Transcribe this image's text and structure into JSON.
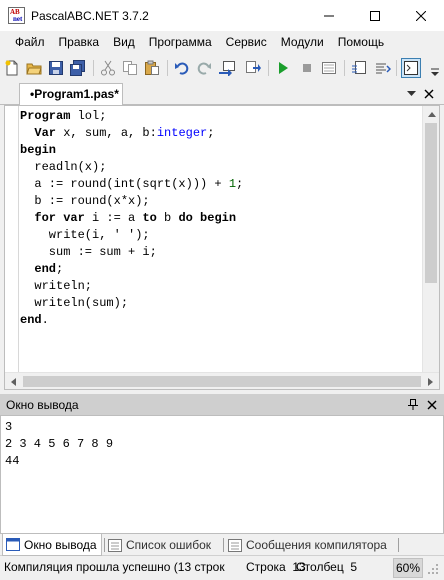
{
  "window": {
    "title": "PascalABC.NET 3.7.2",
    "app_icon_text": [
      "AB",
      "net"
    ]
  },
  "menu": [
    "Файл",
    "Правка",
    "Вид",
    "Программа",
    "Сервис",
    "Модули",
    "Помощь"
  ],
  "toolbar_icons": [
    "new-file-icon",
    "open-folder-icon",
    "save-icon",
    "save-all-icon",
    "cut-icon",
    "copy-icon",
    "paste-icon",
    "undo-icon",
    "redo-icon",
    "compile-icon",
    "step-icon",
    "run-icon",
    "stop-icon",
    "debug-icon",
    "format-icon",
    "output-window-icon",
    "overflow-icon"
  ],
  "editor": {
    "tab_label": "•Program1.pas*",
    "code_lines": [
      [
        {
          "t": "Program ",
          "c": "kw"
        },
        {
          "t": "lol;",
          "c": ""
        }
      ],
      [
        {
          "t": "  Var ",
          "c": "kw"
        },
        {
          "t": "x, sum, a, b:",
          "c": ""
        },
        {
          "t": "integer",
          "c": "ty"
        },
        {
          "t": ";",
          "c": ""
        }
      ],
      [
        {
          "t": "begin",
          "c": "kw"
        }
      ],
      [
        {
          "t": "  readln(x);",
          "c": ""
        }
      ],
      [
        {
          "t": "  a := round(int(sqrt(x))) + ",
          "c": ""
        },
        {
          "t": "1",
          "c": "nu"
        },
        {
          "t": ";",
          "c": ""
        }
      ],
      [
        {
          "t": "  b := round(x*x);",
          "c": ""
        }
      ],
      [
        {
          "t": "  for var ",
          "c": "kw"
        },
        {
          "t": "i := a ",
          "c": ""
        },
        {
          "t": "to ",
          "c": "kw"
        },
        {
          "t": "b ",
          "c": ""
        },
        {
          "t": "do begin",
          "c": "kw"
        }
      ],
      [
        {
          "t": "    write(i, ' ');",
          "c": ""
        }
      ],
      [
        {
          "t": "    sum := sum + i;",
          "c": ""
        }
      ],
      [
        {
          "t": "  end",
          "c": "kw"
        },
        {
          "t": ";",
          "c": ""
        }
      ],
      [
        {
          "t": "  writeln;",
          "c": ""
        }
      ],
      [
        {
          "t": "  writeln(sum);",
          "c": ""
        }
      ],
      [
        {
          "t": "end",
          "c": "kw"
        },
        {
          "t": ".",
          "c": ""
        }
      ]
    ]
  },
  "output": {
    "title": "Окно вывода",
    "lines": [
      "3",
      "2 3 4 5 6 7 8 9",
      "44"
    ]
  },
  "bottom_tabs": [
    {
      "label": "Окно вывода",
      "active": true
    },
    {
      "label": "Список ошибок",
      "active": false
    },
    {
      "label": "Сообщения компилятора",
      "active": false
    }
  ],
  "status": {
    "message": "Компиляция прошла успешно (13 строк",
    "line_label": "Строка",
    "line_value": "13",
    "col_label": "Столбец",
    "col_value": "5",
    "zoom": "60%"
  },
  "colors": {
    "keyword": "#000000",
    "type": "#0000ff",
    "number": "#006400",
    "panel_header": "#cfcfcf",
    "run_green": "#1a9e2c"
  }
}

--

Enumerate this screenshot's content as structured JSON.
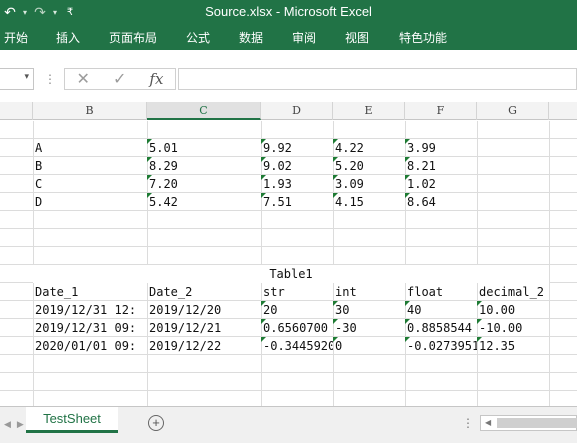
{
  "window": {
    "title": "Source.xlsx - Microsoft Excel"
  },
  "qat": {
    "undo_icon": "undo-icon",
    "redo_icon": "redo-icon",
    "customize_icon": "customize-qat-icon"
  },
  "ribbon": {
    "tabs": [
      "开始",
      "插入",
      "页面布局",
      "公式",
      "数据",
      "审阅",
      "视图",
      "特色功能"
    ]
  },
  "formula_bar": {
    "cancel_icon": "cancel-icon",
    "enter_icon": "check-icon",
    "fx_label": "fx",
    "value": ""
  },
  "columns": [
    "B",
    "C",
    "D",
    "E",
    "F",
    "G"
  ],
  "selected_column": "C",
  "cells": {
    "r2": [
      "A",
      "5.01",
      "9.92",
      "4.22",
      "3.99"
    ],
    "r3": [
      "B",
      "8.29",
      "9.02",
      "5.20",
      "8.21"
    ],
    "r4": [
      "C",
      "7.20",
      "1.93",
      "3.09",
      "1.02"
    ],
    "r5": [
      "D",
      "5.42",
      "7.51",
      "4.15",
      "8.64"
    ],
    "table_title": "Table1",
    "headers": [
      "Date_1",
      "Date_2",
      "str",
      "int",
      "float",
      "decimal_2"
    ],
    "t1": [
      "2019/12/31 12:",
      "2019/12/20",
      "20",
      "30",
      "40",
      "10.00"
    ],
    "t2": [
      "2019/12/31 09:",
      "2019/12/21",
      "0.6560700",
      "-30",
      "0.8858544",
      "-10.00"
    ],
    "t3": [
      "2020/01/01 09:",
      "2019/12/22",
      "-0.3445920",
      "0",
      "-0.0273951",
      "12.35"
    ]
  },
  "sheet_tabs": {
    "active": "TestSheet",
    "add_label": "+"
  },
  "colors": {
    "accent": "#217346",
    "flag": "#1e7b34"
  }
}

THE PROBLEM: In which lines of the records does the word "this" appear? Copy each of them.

WRITTEN ANSWER:
Transcribe this image's text and structure into JSON.
Enumerate this screenshot's content as structured JSON.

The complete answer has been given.